    November 18, 2012 06:52 pm at 6:52 pm |
  7. RobK

    Richard Nixon was impeached for a far less consequential matter than covering up the reasons for the death of a US ambassador. Remember that Watergate was the name of the hotel that Republican operatives broke into to steal Democrat campaign plans. Trivial compared to the Benghazi cover-up.

    November 18, 2012 07:00 pm at 7:00 pm |
  8. Ancient Texan

    If the President has won a "mandate", then the members of the House also won a mandate by being elected or reelected by the voters in their district to carry out the will of the voters that sent them there. If their district doesn't approve of the way they conduct business, they will voted out in the next election.

    November 18, 2012 09:18 pm at 9:18 pm |
  9. SillyWabbit

    General Petraeus should have learned a long, long time ago that a bar fly is a bar fly is a bar fly. He should be held to the exact same standard to which anyone of lesser rank would be held. A Sgt or young officer (or young person working at the Agency) would lose his clearance and be crucified. Great military service, general. Unbecoming personal behavior, however. I wonder....would you have resigned if the affair had not been discovered?? Of course not! You would have kept it going. So, all of this "forgiveness" you're getting is undeserved and misplaced trust. Tell people to stop saying it doesn't matter. Men of honor do not accept forgiveness when they know they were dead wrong....

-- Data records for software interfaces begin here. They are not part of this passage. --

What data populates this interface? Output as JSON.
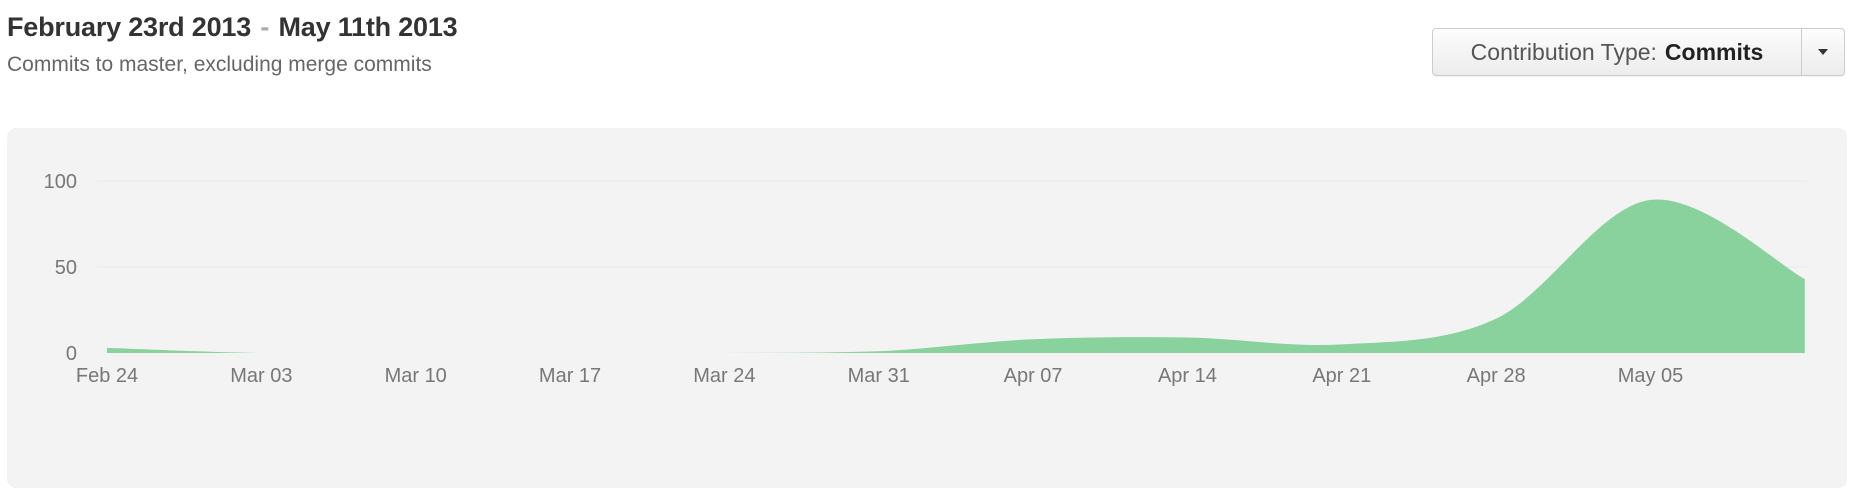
{
  "header": {
    "start_date": "February 23rd 2013",
    "separator": "-",
    "end_date": "May 11th 2013",
    "subtitle": "Commits to master, excluding merge commits"
  },
  "contribution_type": {
    "label": "Contribution Type:",
    "value": "Commits",
    "caret_icon": "caret-down-icon"
  },
  "colors": {
    "area_fill": "#8ad29d",
    "panel_background": "#f3f3f3",
    "grid": "#e9e9e9"
  },
  "chart_data": {
    "type": "area",
    "title": "",
    "xlabel": "",
    "ylabel": "",
    "ylim": [
      0,
      100
    ],
    "yticks": [
      0,
      50,
      100
    ],
    "x_tick_labels": [
      "Feb 24",
      "Mar 03",
      "Mar 10",
      "Mar 17",
      "Mar 24",
      "Mar 31",
      "Apr 07",
      "Apr 14",
      "Apr 21",
      "Apr 28",
      "May 05"
    ],
    "grid": true,
    "series": [
      {
        "x": [
          "2013-02-24",
          "2013-03-03",
          "2013-03-10",
          "2013-03-17",
          "2013-03-24",
          "2013-03-31",
          "2013-04-07",
          "2013-04-14",
          "2013-04-21",
          "2013-04-28",
          "2013-05-05",
          "2013-05-12"
        ],
        "values": [
          3,
          0,
          0,
          0,
          0,
          1,
          8,
          9,
          5,
          20,
          89,
          43
        ]
      }
    ]
  }
}
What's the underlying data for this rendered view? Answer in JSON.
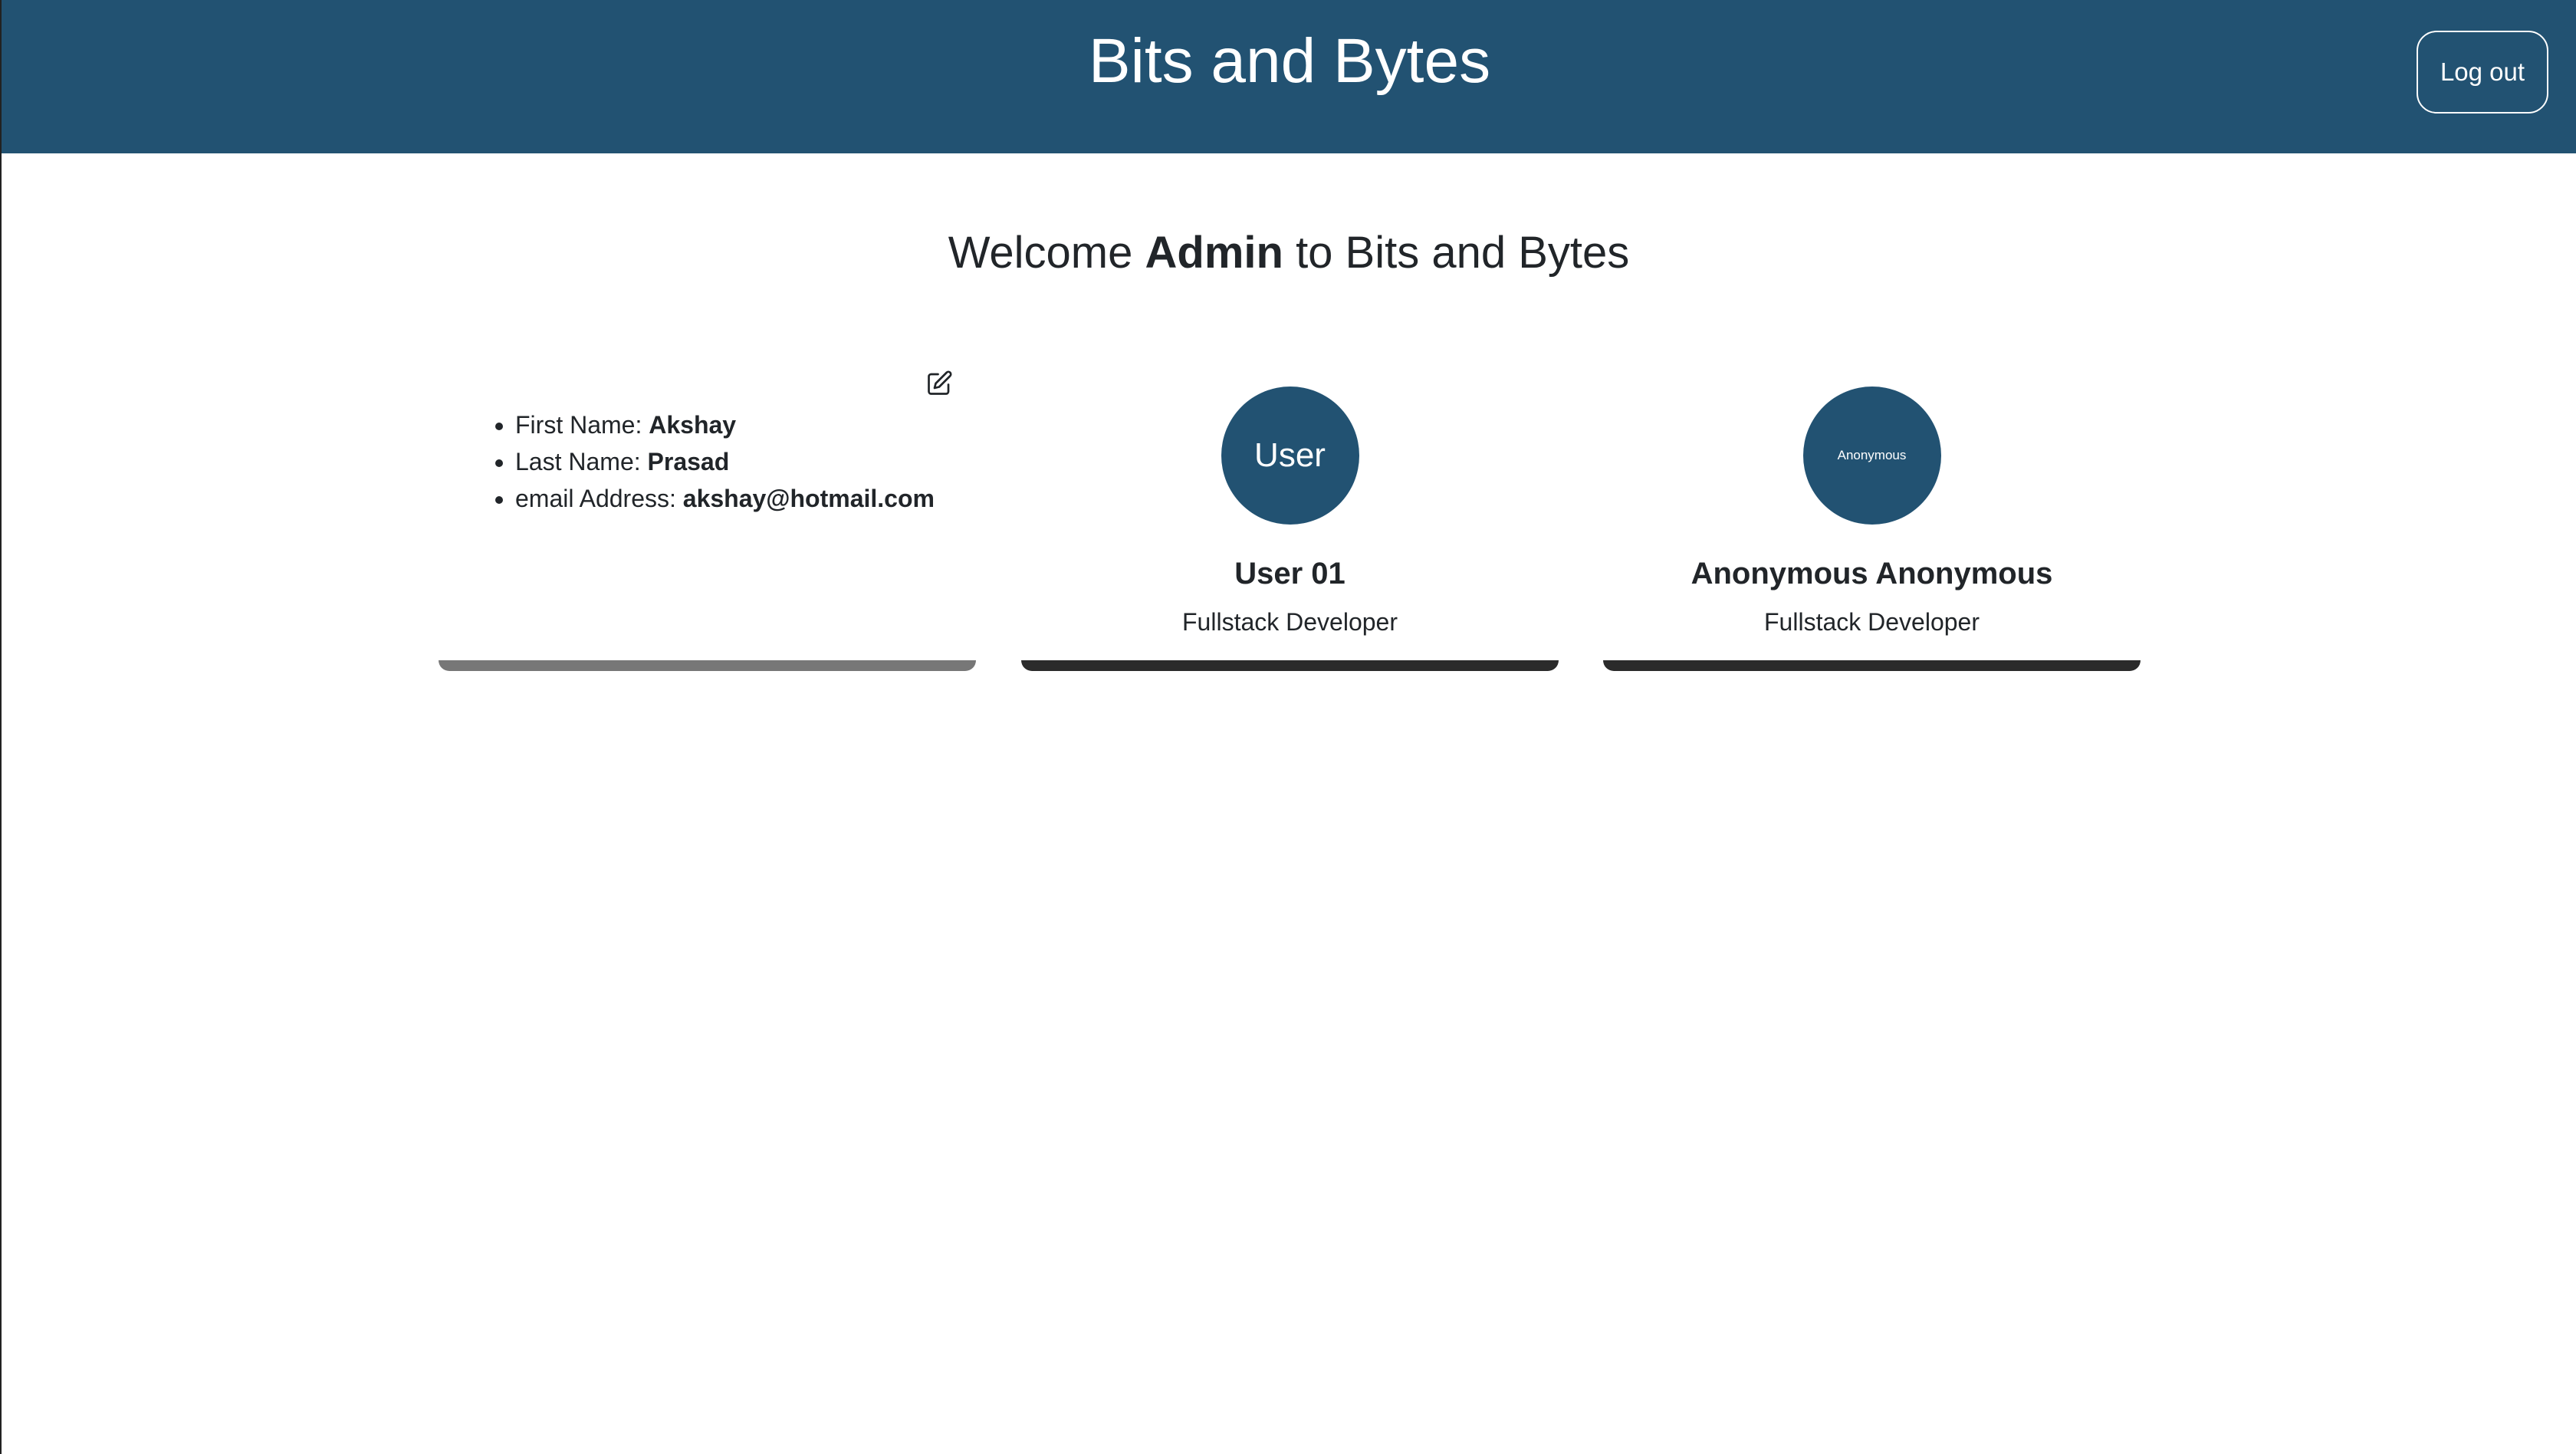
{
  "header": {
    "brand": "Bits and Bytes",
    "logout_label": "Log out"
  },
  "welcome": {
    "prefix": "Welcome",
    "name": "Admin",
    "suffix": "to Bits and Bytes"
  },
  "admin_card": {
    "edit_icon": "edit-icon",
    "fields": [
      {
        "label": "First Name:",
        "value": "Akshay"
      },
      {
        "label": "Last Name:",
        "value": "Prasad"
      },
      {
        "label": "email Address:",
        "value": "akshay@hotmail.com"
      }
    ]
  },
  "profiles": [
    {
      "avatar_text": "User",
      "name": "User 01",
      "role": "Fullstack Developer"
    },
    {
      "avatar_text": "Anonymous",
      "name": "Anonymous Anonymous",
      "role": "Fullstack Developer"
    }
  ],
  "colors": {
    "navbar": "#225272",
    "avatar": "#225272",
    "text": "#212529"
  }
}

    November 19, 2012 08:26 am at 8:26 am |
  10. v_mag

    Ancient Texan said: "If their district doesn't approve of the way they conduct business, they will voted out in the next election."
    ---–
    Well, you're right there. And the voters did get rid of a lot of Republican dead wood. Democrats picked up seats in both houses as well as winning a landslide in the presidential race. Looks like America is on the right track of cleaning out those nasty Republicans!

    November 19, 2012 09:10 am at 9:10 am |
  11. v_mag

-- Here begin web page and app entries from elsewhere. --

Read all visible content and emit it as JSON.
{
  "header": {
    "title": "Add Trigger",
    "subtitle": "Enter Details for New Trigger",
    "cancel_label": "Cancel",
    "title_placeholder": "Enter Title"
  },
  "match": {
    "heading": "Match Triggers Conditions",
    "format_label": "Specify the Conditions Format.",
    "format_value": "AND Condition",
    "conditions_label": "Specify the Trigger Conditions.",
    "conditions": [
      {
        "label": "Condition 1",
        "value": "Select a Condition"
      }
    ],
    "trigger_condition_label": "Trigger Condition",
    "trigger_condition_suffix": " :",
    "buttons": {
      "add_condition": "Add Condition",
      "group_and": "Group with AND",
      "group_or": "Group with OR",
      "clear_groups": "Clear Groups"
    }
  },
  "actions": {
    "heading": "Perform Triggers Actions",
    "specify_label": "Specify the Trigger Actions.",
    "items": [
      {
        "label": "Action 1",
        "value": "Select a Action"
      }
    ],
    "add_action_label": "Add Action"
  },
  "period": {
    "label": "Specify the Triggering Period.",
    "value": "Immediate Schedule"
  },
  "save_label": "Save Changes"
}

    RobK, if you think Watergate was trivial, you need a history lesson. I lived through that horror, and it was not trivial. Nixon hired people to burgle Democratic offices for the purpose of sabotaging the presidential election. He had 18 1/2 minutes of incriminating tape recordings erased. He had a special prosecutor fired to save his own hide. He had Democratic Headquarters illegally bugged. He, John Mitchell and others lied to Congress and the American people on TV. He maintained a secret slush fund to pay criminals. His administration was criminal and corrupt from top to bottom.

    Oh yeah. Watergate was a big deal, and infinitely beyond the Benghazi affair, which the right wing is trying to blow up into something substantial.

    November 19, 2012 09:32 am at 9:32 am |
  12. v_mag

    RobK - And Nixon was not impeached. He resigned in disgrace just before being impeached.

    It is really laughable that you consider Watergate trivial. It was a watershed in American history. It demonstrated active criminal activity on the part of a sitting President, Attorney General, cabinet members and aids. The Benghazi incident in no way rises to the level of Watergate. The most that has been alleged against Obama is failure to label the attack as a terrorist attack. That is a matter of semantics, and in fact, the President did call it terrorism when he first formally addressed the subject.

    Nixon was a crook, pure and simple. He should have gone to jail for his crimes, along with many in his administration. The fact that he didn't surely gave permission to those who followed him, like Reagan and the Bushes, to break the law with no fear, as they did.

    November 19, 2012 10:07 am at 10:07 am |